We all have secrets. Of course, some people (and companies) have more secrets than others. For example, consider an oil company. Its messaging system likely contains a wealth of information that has both intrinsic value (e.g., plans for drilling in specific fields) and competitive value (e.g., how much oil the company has in reserve, when it plans to perform preventative maintenance on key facilities). You can easily come up with examples from whichever field your organization is in: government, education, banking, health care--all have sensitive data that needs protection.
Of course, Exchange Server has a ton of features aimed at protecting sensitive data from outside attackers. But what do you do when your data is so sensitive that you need to shield it even from your own administrators? Security experts will chorus, "If you can't trust your administrators, they shouldn't have administrative privileges!" This is absolutely true--and beside the point in many environments. Unfortunately, even when you take care to screen your administrators, sufficiently valuable data can serve as a temptation (or threat) that might exceed a person's ability to resist. Sometimes, it's simply better to be safe than sorry.
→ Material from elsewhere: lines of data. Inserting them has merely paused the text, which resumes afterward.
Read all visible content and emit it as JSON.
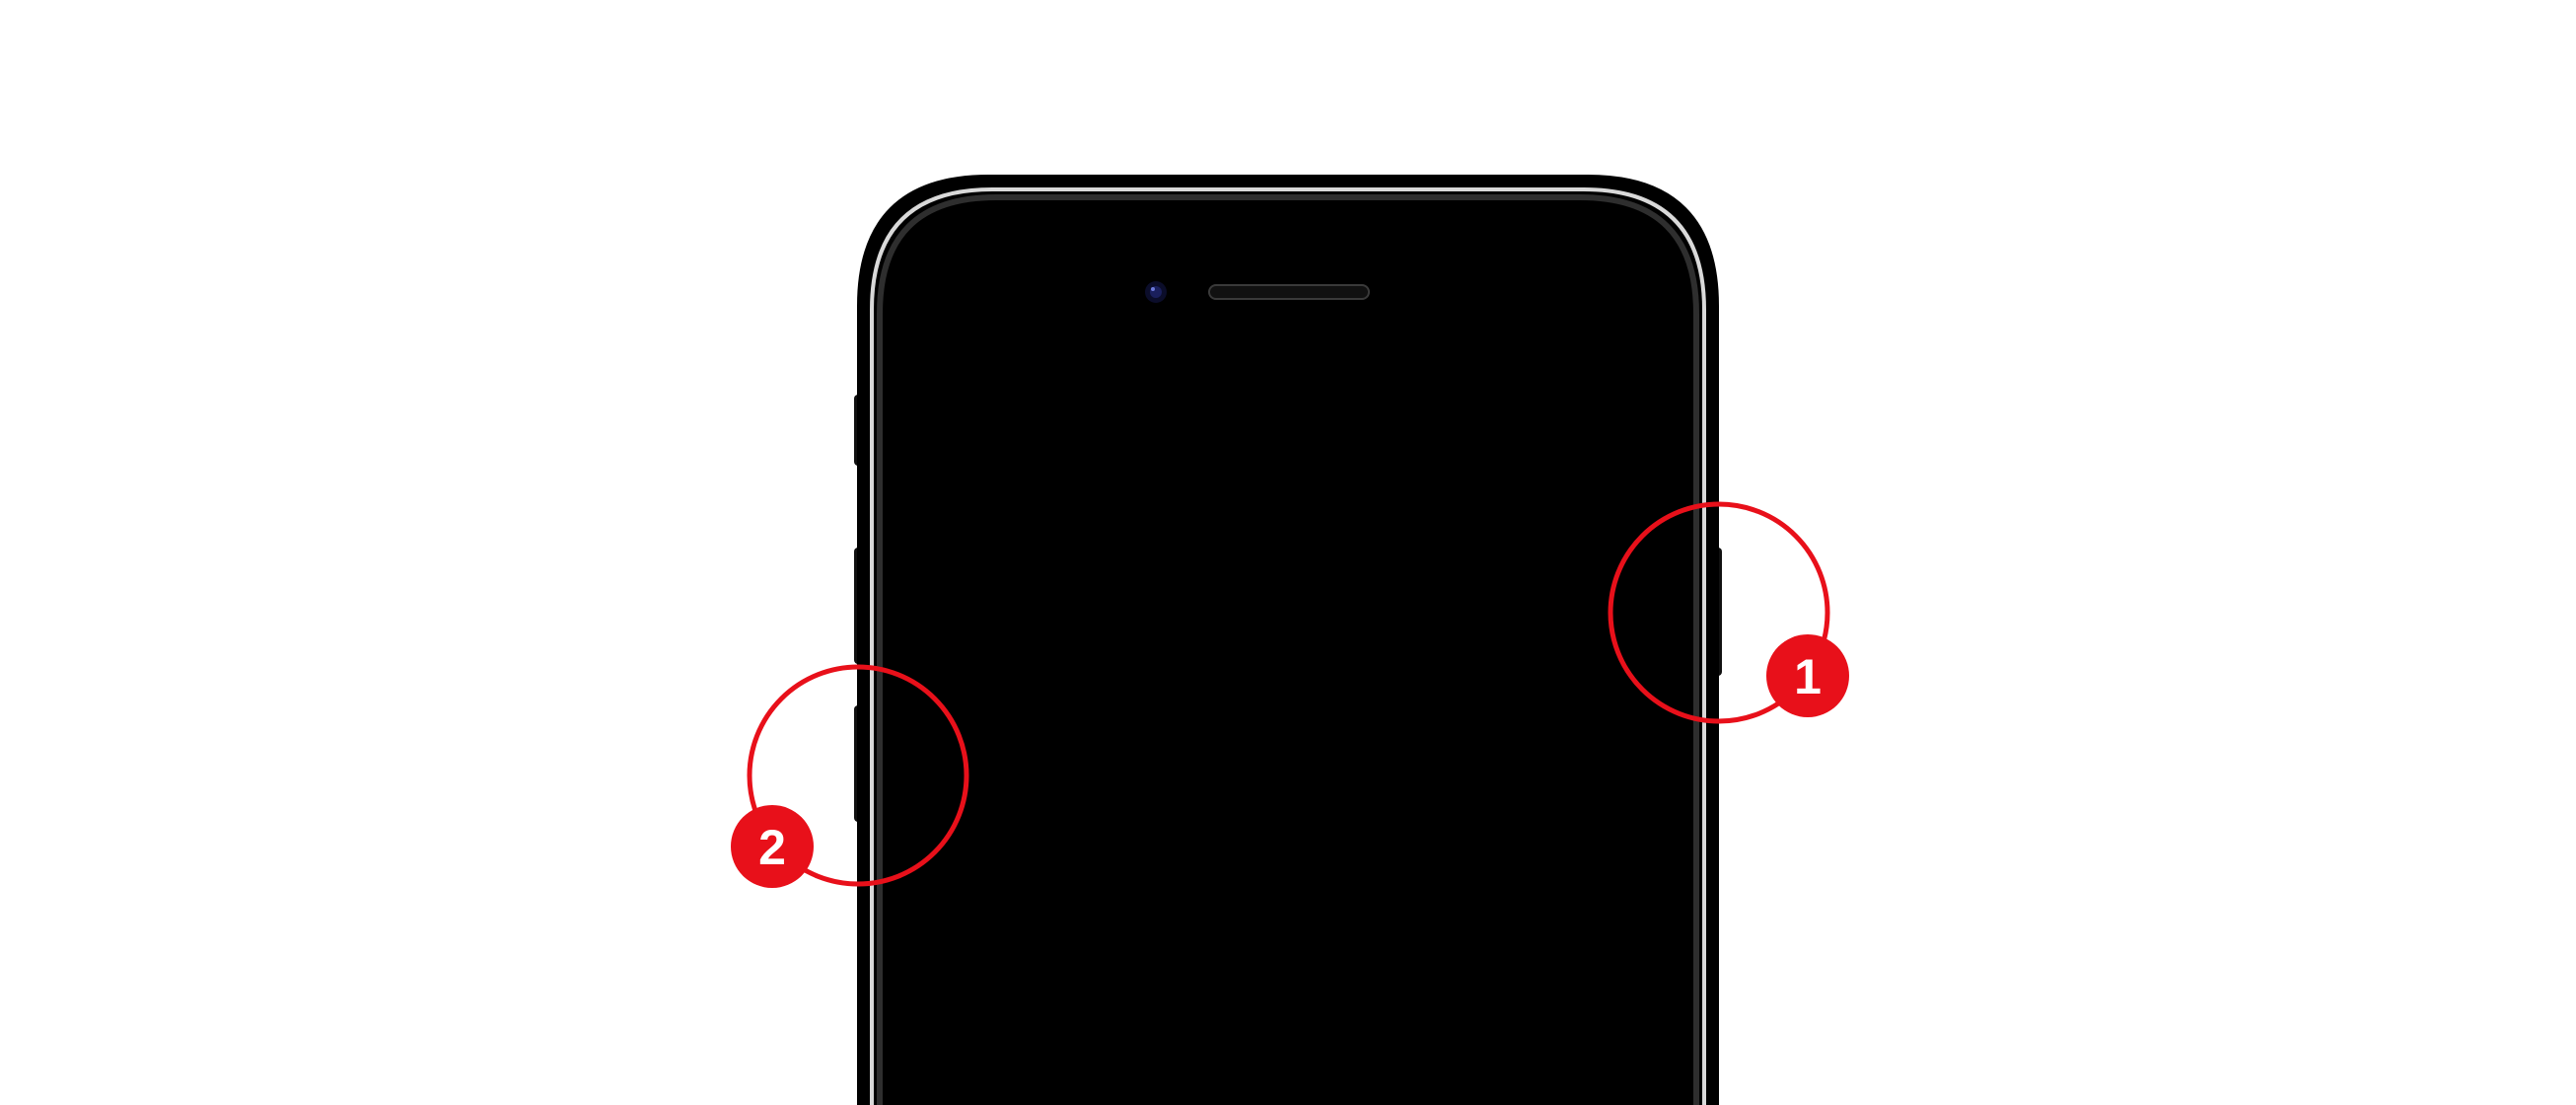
{
  "colors": {
    "background": "#ffffff",
    "phone_body": "#000000",
    "phone_bezel_highlight": "#3a3a3a",
    "annotation_red": "#e8101a",
    "badge_text": "#ffffff",
    "camera_lens": "#1a1f5c"
  },
  "device": {
    "name_icon": "smartphone-front-icon",
    "camera_icon": "front-camera-icon",
    "speaker_icon": "earpiece-speaker-icon"
  },
  "annotations": [
    {
      "label": "1",
      "target": "side-button",
      "icon": "highlight-circle-icon"
    },
    {
      "label": "2",
      "target": "volume-down-button",
      "icon": "highlight-circle-icon"
    }
  ]
}
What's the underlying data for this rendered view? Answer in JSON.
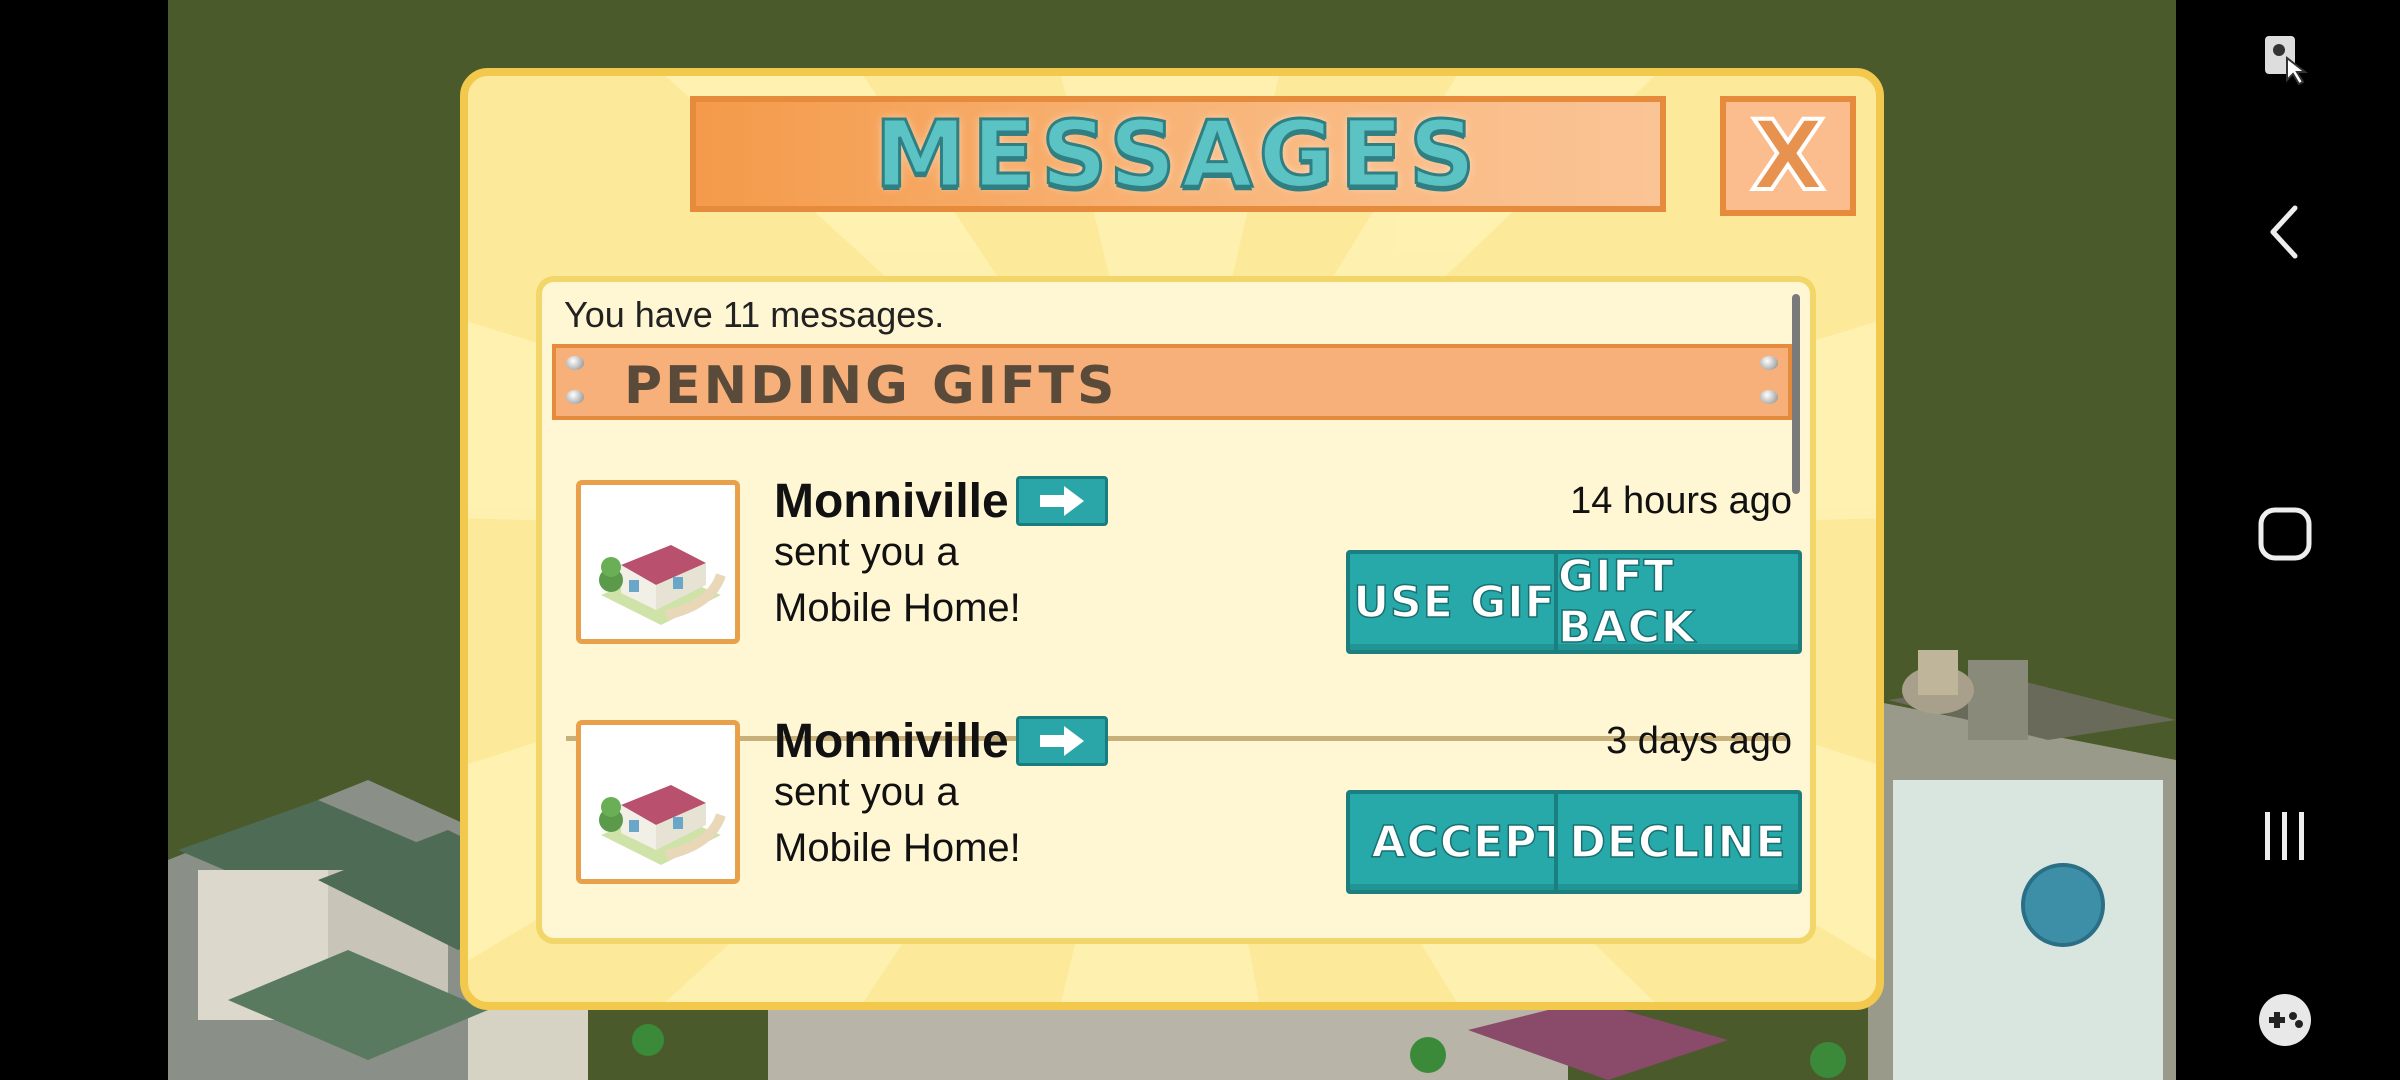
{
  "dialog": {
    "title": "MESSAGES",
    "close_label": "X",
    "message_count_text": "You have 11 messages.",
    "section_title": "PENDING GIFTS"
  },
  "messages": [
    {
      "sender": "Monniville",
      "line1": "sent you a",
      "line2": "Mobile Home!",
      "time": "14 hours ago",
      "primary_action": "USE GIFT",
      "secondary_action": "GIFT BACK"
    },
    {
      "sender": "Monniville",
      "line1": "sent you a",
      "line2": "Mobile Home!",
      "time": "3 days ago",
      "primary_action": "ACCEPT",
      "secondary_action": "DECLINE"
    }
  ],
  "system_nav": {
    "icons": [
      "accessibility-icon",
      "back-icon",
      "home-icon",
      "recents-icon",
      "game-tools-icon"
    ]
  },
  "colors": {
    "dialog_bg": "#fde99a",
    "banner_orange": "#f49a4a",
    "button_teal": "#27a9a9",
    "grass": "#4a5a2a"
  }
}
One obvious approach is to prevent administrators from opening mailboxes that don't belong to them. By default, Exchange Server 2003 and Exchange 2000 Server add a Deny ACL to Information Store (IS) databases for administrators. Although the Microsoft article "XADM: How to Get Service Account Access to All Mailboxes in Exchange 2000" ( http://support.microsoft.com/?kbid=262054 ) describes how to work around this ACL, each of the described workarounds has a countermeasure. To protect against administrators who add their accounts to the Exchange Domain Servers or Exchange Services security groups, regularly audit those groups' memberships. (Exchange 2003 also removes manually added accounts from the groups, but don't use that as a substitute for a good audit procedure). To protect against changes to the ACL on the mailbox databases, audit object access on those objects, then look for permission or ownership changes.
Another potential approach is to sharpen the distinction between Exchange administrators and Windows administrators. Exchange administrators don't need Windows administrator rights, and vice versa. At many organizations, the same people fill both roles, but if security is a big concern for you, consider separating the roles as often as you can.
After you've reduced the number of people who have administrative privileges, you can gain even more security by preventing lone administrators from accessing data. A common tactic is to create a complex administrative password, split it into two halves, and give each half to a different person so that they must work together to enter the password and log on.
If you're thinking that you could encrypt sensitive data with a key that administrators don't have--for example, by putting the Exchange databases on a partition protected by the Windows Encrypting File System (EFS)--you'll have to think again. Unfortunately, that tactic doesn't work well for Exchange, and Microsoft doesn't officially support the use of Exchange with EFS (although it does support the use of EFS with Microsoft SQL Server 2000). You might be able to make this approach work, but I don't recommend using EFS with Exchange in production. However, you can force the use of Secure MIME (S/MIME) encryption for all users. Doing so will encrypt newly created messages but won't protect existing email and might be difficult to enforce (especially when you need to protect email going to and from the outside world).
The real problem, of course, is that these measures only scratch the surface. A determined administrator might attack in a number of other ways: by sniffing network traffic, grabbing backup tapes and restoring them offsite, or installing keystroke logging software or hardware. The bottom line is that if an untrustworthy administrator gets loose on your network, there's no way to guarantee the security of your systems or data. Still, every effort counts when it comes to protecting your data.